#### [WHAT YOU ARE ASKED TO DO]
All of the data must be printed exactly; please include every line.

#### [DATA RECORDS]
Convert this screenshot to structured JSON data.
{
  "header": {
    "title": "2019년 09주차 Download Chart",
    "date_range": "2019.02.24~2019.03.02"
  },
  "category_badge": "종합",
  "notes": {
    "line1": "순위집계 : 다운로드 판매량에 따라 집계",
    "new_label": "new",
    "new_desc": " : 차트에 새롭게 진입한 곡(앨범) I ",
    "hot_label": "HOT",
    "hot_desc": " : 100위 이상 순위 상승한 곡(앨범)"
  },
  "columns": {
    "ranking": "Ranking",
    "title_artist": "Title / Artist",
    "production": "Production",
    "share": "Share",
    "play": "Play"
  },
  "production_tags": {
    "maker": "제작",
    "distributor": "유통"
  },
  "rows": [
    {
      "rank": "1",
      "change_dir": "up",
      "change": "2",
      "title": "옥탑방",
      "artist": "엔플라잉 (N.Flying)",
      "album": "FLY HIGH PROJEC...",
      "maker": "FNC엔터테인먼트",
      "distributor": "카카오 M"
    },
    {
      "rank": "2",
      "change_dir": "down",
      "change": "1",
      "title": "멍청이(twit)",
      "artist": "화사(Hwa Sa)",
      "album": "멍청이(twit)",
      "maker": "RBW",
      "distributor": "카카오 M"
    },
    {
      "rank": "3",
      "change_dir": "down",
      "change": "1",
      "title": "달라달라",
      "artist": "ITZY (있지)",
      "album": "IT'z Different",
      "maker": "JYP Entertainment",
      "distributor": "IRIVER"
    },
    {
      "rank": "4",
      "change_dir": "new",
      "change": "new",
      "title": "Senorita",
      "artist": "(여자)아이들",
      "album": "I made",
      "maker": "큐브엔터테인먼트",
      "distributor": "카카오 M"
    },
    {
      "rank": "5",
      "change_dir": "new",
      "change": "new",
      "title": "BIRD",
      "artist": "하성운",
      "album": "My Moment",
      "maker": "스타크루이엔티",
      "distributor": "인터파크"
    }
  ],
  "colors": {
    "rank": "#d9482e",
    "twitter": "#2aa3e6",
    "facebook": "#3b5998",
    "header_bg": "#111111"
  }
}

#### [TASK RESULT]
Convert this screenshot to structured JSON data.
{
  "header": {
    "title": "2019년 09주차 Download Chart",
    "date_range": "2019.02.24~2019.03.02"
  },
  "category_badge": "종합",
  "notes": {
    "line1": "순위집계 : 다운로드 판매량에 따라 집계",
    "new_label": "new",
    "new_desc": " : 차트에 새롭게 진입한 곡(앨범) I ",
    "hot_label": "HOT",
    "hot_desc": " : 100위 이상 순위 상승한 곡(앨범)"
  },
  "columns": {
    "ranking": "Ranking",
    "title_artist": "Title / Artist",
    "production": "Production",
    "share": "Share",
    "play": "Play"
  },
  "production_tags": {
    "maker": "제작",
    "distributor": "유통"
  },
  "rows": [
    {
      "rank": "1",
      "change_dir": "up",
      "change": "2",
      "title": "옥탑방",
      "artist": "엔플라잉 (N.Flying)",
      "album": "FLY HIGH PROJEC...",
      "maker": "FNC엔터테인먼트",
      "distributor": "카카오 M"
    },
    {
      "rank": "2",
      "change_dir": "down",
      "change": "1",
      "title": "멍청이(twit)",
      "artist": "화사(Hwa Sa)",
      "album": "멍청이(twit)",
      "maker": "RBW",
      "distributor": "카카오 M"
    },
    {
      "rank": "3",
      "change_dir": "down",
      "change": "1",
      "title": "달라달라",
      "artist": "ITZY (있지)",
      "album": "IT'z Different",
      "maker": "JYP Entertainment",
      "distributor": "IRIVER"
    },
    {
      "rank": "4",
      "change_dir": "new",
      "change": "new",
      "title": "Senorita",
      "artist": "(여자)아이들",
      "album": "I made",
      "maker": "큐브엔터테인먼트",
      "distributor": "카카오 M"
    },
    {
      "rank": "5",
      "change_dir": "new",
      "change": "new",
      "title": "BIRD",
      "artist": "하성운",
      "album": "My Moment",
      "maker": "스타크루이엔티",
      "distributor": "인터파크"
    }
  ],
  "colors": {
    "rank": "#d9482e",
    "twitter": "#2aa3e6",
    "facebook": "#3b5998",
    "header_bg": "#111111"
  }
}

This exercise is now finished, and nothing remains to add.